Whenever I speak at a conference, I try to catch a few of the other presentations. I tend to stand in the back and listen, observe, and get a general sense of the room.
Lately, I’ve been hearing something that disturbs me. A lot of entrepreneurs onstage have been bragging about not sleeping, telling their audiences about their 16-hour days, and making it sound like hustle-at-all-costs is the way ahead. Rest be damned, they say — there’s an endless amount of work to do.
I think this message is one of the most harmful in all of business. Sustained exhaustion is not a rite of passage. It’s a mark of stupidity. Literally. Scientists have suggested that scores on IQ tests decline on each successive day you sleep less than you naturally would. It doesn’t take long before the difference is telling.
People pulling 16-hour days on a regular basis are exhausted. They’re just too tired to notice that their work has suffered because of it.
And there’s more to not getting enough sleep than compromising your own health and creativity. It affects the people around you. When you’re short on sleep, you’re short on patience. You’re ruder to people, less tolerant, less understanding. It’s harder to relate and to pay attention for sustained periods of time.
Sleep-deprived managers are terrible managers, too, not least because of the awful example they set. Why spend the time and money to recruit a brilliant staff if you’re going to drive everyone into a state of insensibility?
If the point of working long hours is to get more work done, and you care about the quality of your work, how can you justify sustained lack of sleep?

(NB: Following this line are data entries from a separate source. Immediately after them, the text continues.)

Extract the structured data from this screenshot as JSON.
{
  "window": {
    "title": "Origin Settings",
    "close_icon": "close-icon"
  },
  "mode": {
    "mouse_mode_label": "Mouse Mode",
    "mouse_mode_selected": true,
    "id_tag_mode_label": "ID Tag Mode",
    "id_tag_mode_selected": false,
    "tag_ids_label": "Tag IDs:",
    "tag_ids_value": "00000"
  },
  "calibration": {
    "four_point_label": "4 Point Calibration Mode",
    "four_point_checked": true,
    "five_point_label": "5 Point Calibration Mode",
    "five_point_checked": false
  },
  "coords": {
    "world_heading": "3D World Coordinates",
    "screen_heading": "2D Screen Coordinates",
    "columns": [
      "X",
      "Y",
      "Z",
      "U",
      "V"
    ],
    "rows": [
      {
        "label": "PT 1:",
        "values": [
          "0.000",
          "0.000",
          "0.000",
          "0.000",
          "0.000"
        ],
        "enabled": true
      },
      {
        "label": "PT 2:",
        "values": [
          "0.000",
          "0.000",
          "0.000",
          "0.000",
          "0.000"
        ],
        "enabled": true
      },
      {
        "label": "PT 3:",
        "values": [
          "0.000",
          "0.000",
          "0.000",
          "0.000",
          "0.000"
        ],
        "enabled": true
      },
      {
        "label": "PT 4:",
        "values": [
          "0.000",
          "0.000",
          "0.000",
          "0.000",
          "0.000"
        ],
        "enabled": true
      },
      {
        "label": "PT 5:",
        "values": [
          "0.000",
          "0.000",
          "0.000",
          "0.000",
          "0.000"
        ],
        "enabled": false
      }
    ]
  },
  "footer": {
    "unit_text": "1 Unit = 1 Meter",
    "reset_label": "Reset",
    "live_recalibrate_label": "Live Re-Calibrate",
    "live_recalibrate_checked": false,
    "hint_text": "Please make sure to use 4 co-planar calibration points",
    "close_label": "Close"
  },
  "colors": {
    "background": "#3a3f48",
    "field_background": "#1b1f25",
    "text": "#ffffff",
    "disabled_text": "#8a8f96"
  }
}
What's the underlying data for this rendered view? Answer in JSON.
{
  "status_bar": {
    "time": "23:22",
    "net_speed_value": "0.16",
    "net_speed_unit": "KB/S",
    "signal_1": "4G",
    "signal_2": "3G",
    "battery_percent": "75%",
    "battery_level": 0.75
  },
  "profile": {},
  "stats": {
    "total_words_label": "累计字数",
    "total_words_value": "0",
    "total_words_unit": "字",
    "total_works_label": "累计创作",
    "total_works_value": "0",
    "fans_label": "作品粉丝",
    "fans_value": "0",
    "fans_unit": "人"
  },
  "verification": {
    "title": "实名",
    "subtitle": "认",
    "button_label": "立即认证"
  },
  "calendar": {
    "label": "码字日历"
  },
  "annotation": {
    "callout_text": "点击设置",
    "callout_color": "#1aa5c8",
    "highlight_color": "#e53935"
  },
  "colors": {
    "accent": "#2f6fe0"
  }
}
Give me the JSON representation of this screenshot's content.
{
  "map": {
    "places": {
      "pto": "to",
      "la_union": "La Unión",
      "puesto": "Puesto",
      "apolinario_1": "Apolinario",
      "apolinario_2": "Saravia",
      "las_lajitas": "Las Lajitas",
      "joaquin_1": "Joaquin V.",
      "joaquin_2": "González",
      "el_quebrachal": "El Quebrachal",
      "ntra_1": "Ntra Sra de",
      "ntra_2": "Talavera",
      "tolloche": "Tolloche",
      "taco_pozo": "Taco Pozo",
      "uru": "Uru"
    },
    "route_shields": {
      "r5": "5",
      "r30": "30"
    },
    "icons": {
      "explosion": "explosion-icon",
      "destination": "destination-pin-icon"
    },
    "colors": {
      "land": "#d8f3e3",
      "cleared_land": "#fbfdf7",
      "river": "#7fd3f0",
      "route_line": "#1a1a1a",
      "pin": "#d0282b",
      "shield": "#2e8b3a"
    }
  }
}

The only people who try to do so are tired and not thinking straight.
One argument I hear a lot about working long hours is that when you’re just getting started, you have to give it everything you’ve got. I understand that feeling. And there’s certainly some truth to it.
But here’s what I see happen over and over: People don’t stop working that way. We’re creatures of habit. The things you do when you start doing something tend to be the things you continue to do. If you work long hours at the beginning, and that’s all you know, you can easily condition yourself to think this is the only way to operate. I’ve seen so many entrepreneurs burn out following this pattern.
So it’s important — especially when you’re forming your habits — to get a ton of sleep. You’ll start better, think better, and be a better colleague and boss. Sleep is great for creativity. Sleep is great for problem solving. Aren’t these the things you want more of, not less of, at work?
Your brain is still active at night. It works through matters you can’t address during the day. Don’t you want to wake up with new solutions in your head rather than bags under your eyes?
Yes, sometimes emergencies require extra hours. And, yes, sometimes deadlines can’t be moved and you’ll need to make an extra push at the end. That happens. And that’s OK, because the exhaustion is not sustained; it’s temporary. Such cases should be the exception, not the rule.
In the long run, work is not more important than sleep. If you aren’t sure how important sleep is, think about this: You’ll die faster without sleep than you will without food.
And, on balance, very few problems need to be solved at the 12th, 13th, 14th, or 15th hour of a workday. Nearly everything can wait until morning.
Good night, and sleep well!
And BTW, here’s why Aetna’s CEO pays employees up to $500 to sleep well. Science backs it up. (thanks for the link, TW)
At Basecamp we think 40-hours a week is plenty. We encourage everyone to get a full night’s sleep, every night.
Note: This article was published in the April 2016 issue of Inc. Magazine.